B.S.T. : The link between this band and the O.N.A. is our singer. I am in no position to speak of it. From the readings that were made available to me, though, I must say I felt a connection to quite a few principles of their philosophy.
THKD: Aosoth works as a trio. Your new/third album is called simply III. Does the number three hold any special significance for Aosoth or is this merely coincidental?
B.S.T. : It just happened to be the time when we decided to include a third member. Was is a mere coincidence? I wouldn’t know. It probably was meant to be, and probably has a meaning.
THKD: What does each member of Aosoth bring to the band? Would you ever consider adding more members?
B.S.T. : The way the band works is quite simple. Mkm is in charge of the lyrics, the visual aspect, the ideology. He is linked to the band as he is the image of the band, the spokesman. I write all the music, and produce the albums, I also recruit the mercenaries who play with us on stage. Inr, our newest member has been involved in the arrangements of the songs. Although his role seems lesser than ours, he has been involved in the project for a long time now, first as a session musician, and his dedication did inject a lot of new blood into Aosoth. If we do find the right person, I’m guessing we might hire a full time drummer some day, but they are quite hard to come by. And we’ll have a second guitar player for concerts, but that person will remain a session member.
B.S.T. : I will answer for Mkm from what I know of that matter. Aosoth has a very different musical approach. As far as the ideology goes their is a certain link between the too, but saying they are opposite sides to the same coin is stretching it, in my opinion.
THKD: France seems to have a very strong and diverse black metal scene. What is it about life there that is conducive to this music? Are you in any way influenced/inspired by your surroundings?
B.S.T. : This country is grey, bitter, and our cultural heritage is falling apart. We have lost faith in our nation and feel betrayed. There is no unity in our community. I’m guessing that would be a cause…
THKD: What are your thoughts on the current state of French black metal? Who do you consider to be your peers? Are there any other French BM hordes we should be listening to?
B.S.T. : I have a lot of respect for bands such as Hell Militia, Vorkreist, Blacklodge, DSO (obviously), Spektr, Ritualization, Temple of Baal, Haemoth… And a few others… Those bands are those I consider to be my peers and I would advise you to listen to.
THKD: Will you be playing live in support of III? What would the ultimate live Aosoth experience entail?
B.S.T. : We will play shows according to what we are offered. A live performance is not something we need or seek. Releasing albums is satisfactory enough to us.
THKD: Are you or any of the other members of Aosoth currently involved in other bands/projects that we should be aware of? What can you tell us about them?

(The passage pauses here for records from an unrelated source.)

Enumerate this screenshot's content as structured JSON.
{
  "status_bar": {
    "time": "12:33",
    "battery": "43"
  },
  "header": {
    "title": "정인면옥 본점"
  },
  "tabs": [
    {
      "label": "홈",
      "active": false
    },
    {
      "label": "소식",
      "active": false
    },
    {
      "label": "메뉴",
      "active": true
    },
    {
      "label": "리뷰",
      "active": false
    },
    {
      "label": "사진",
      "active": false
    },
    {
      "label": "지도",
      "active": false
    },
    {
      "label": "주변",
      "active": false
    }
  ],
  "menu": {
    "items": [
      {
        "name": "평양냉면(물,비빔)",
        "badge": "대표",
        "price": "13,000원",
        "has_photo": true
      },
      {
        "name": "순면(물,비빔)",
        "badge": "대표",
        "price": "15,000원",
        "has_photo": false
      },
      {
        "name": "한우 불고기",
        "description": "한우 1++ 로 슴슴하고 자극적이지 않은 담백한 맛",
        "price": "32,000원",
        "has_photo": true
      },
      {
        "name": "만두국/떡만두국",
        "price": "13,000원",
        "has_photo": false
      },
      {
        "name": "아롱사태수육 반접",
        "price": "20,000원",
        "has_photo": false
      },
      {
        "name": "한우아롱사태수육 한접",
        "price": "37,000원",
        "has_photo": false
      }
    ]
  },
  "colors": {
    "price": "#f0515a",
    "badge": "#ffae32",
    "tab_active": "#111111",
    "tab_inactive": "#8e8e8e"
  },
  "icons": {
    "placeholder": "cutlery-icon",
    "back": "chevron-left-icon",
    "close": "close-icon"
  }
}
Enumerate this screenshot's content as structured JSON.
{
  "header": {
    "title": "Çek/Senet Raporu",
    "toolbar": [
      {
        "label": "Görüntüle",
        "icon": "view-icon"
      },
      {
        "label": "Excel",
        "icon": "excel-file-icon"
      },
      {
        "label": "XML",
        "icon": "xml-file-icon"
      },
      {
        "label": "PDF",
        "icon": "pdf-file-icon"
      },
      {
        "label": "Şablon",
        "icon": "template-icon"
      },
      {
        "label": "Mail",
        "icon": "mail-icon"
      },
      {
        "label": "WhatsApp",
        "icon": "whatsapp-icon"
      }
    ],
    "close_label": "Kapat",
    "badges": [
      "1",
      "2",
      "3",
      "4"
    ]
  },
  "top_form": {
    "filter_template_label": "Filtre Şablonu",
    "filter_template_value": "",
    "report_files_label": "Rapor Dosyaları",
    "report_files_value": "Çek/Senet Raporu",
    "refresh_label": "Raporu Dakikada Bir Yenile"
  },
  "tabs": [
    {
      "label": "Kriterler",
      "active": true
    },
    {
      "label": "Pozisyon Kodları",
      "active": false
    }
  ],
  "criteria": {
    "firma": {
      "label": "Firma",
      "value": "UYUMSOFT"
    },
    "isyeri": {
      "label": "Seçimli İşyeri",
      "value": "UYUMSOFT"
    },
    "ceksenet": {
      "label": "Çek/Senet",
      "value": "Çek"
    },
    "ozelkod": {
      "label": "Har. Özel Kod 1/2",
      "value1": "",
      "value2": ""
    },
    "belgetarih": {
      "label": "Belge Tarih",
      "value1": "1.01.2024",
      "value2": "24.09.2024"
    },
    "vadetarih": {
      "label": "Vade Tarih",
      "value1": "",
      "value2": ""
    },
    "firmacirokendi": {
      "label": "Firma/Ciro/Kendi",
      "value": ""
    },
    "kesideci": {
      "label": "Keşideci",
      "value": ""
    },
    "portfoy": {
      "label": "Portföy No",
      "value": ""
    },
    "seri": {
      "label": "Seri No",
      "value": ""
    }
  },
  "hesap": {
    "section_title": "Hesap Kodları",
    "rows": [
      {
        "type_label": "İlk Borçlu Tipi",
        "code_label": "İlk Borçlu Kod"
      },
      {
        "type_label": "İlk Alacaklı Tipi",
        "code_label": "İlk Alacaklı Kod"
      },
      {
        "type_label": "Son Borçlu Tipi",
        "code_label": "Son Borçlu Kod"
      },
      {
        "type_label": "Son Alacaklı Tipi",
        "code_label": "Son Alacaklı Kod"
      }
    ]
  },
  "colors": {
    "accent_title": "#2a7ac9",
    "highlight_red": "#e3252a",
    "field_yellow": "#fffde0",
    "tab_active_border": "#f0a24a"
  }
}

B.S.T. : Mkm is still in Antaeus, the band is still a bit active as they are to play a couple shows. Can’t really say if a new album is meant to happen or not, not my place to say anyway… Inr plays in VI, which is supposed to release its first full length by the end of the year I guess, he also will be appearing as a session live bass player in Antaeus. I play in The Order of Apollyon, black death metal band which released its first album “The Flesh” on Listenable records last year. I also will be joining Antaeus as a session guitar player for the few shows to come.
THKD: Are there any final thoughts you’d like to add?
B.S.T. : Thanks for the interview. 616